I have always been interested in the little things in life. The things that don’t get the attention that everything else seems to get. This even applies to rocks and rock outcrops. It applies to a little headland that I visited on a trip to Coffs Harbour earlier this year. The headland has no name but lies on the northern side of Emerald Beach and the village of the same name. It is made from a granite-like rock of a poorly understood suite of intrusions in north eastern NSW.

Boulder on Emerald Beach. Note the xenolith at the bottom
The rock is formally called the Emerald Beach Monzogranite. It is the eastern most granite on the Australian continent is also one of the youngest rocks in the New England area. The Emerald Beach Monzogranite has been dated at 228.5Ma and part of an informally super suite of granites called the Coastal Supersuite (Chisholm et al 2014). Originally the unit was formerly defined as the Emerald Beach Adamellite (Korsch 1978) but has been renamed to reflect the most up-to-date nomenclature. However, the name Monzonite (and hence Adamellite) is misleading. The composition of the rock is consistent with the definition of Granodiorite (Plagioclase Feldspar abundance greater than that of Potassium Feldspar (Korsch 1971, Chisholm et al 2014). No reference to Monzogranite (or Adamellite) have been made and the samples I’ve seen were plagioclase feldspar dominant so the present classification appears erroneous. Maybe the name Emerald Beach Granodiorite might be more correct.

The dating of the Emerald Beach Monzogranite was only conducted in the last couple of years. It is an example of using multiple techniques together to get an answer. The mineral Zircon is formed in magma chambers of granite and granite-like composition. This is a very stable mineral. Zircon locks up uranium in small amounts and this uranium undergoes radioactive decay to lead. By measuring the proportions of uranium to lead it is possible to determine how long ago the zircon had formed. By this method Chisholm et al 2014 narrowed the age down to about 228.5 million years old. This is the Upper Triassic era which was the time of the best known dinosaurs.


Xenoliths of country rock are present in the rock (you can see an example in the picture above). These darker coloured xenoliths are inclusions of country rock which has been caught up in the magma chamber and have not quite been completely melted into the rest of the liquid rock.
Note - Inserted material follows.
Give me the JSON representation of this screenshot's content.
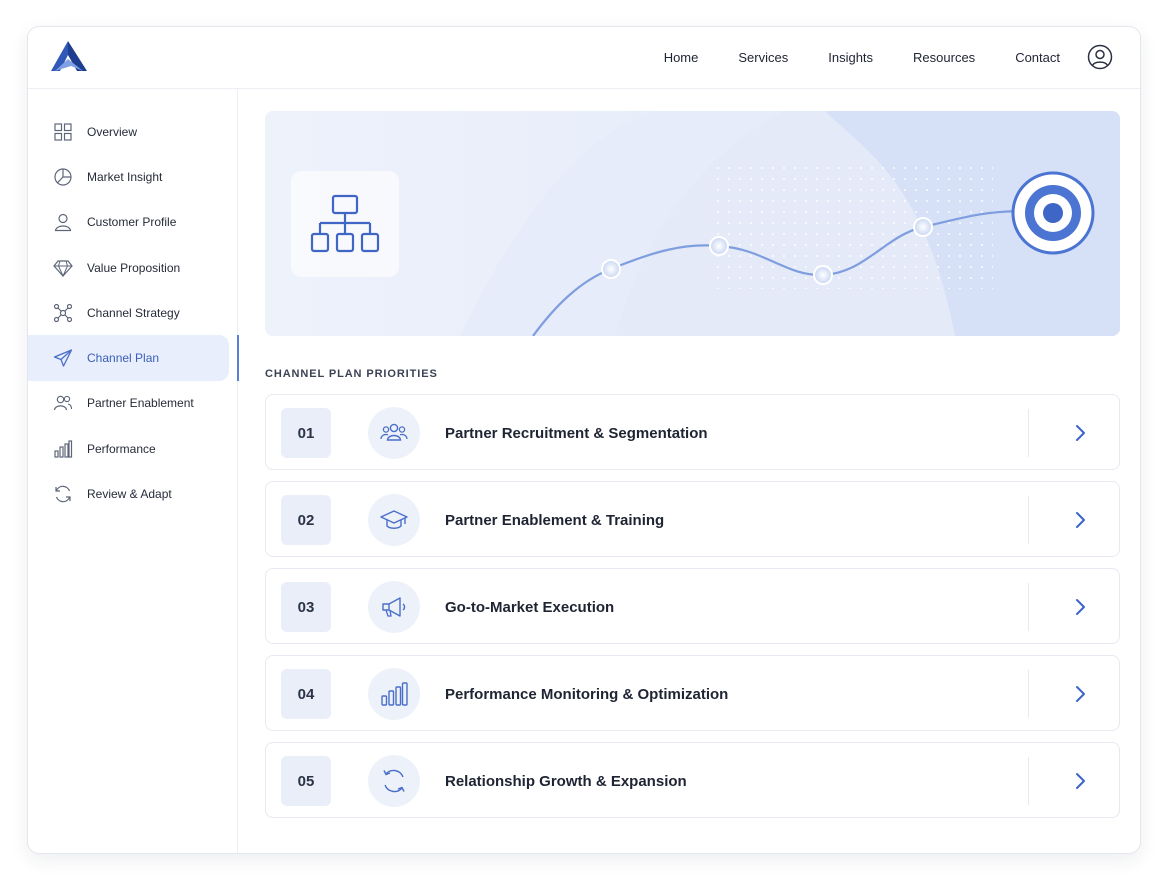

In the case of the Emerald Beach Monzonite the xenoliths are slightly elongated and display a preferred orientation. This orientation is probably caused by following the direction of intrusion of the molten rock (Korsch 1971).

The intrusion of the magma heated up the surrounding rock into which it had been emplaced. This heating up forms what is termed a contact metamorphic aureole (a metamorphic zone of effect). The Emerald Creek Monzonite had heated the muds in the surrounding deep sea Coramba Bed rocks to such an extent that new minerals were formed including very small but abundant crystals of biotite mica. Biotite mica forms at approximately 500 degrees Celsius (but varies by pressure) and disintegrates when hotter than about 800 degrees. Therefore the temperature of the molten rock was probably at least this. This type of contact metamorphic rock is referred to as hornfels.

It is an interesting example how little aspects again can tell a lot about how rock forms. Preferred orientation of xenolith inclusions and the formation of biotite in the surrounding rock show both the direction that the magma was moving and its temperature at the time. Have a look if you are in the area and see if you can spot some of the xenoliths. Those that are really in the know can say that the Emerald Creek Monzonite seems to have been incorrectly named.

References/Bibliography:

*Chisholm, E.I., Blevin, P.L. and Simpson, C.J. 2014. New SHRIMP U–Pb zircon ages from the New England Orogen, New South Wales: July 2012–June 2014. Record 2014/52. Geoscience Australia
*Korsch, R.J. 1971. Palaeozoic Sedimentology and Igneous Geology of the Woolgoolga District, North Coast, New South Wales. Journal and Proceedings of the Royal Society of New South Wales. Vol. 104.
*Korsch, R.J. 1978. Stratigraphic and Igneous Units in the Rockvale-Coffs Harbour Region, Northern New South Wales. Journal and Proceedings of the Royal Society of New South Wales. Vol. 111.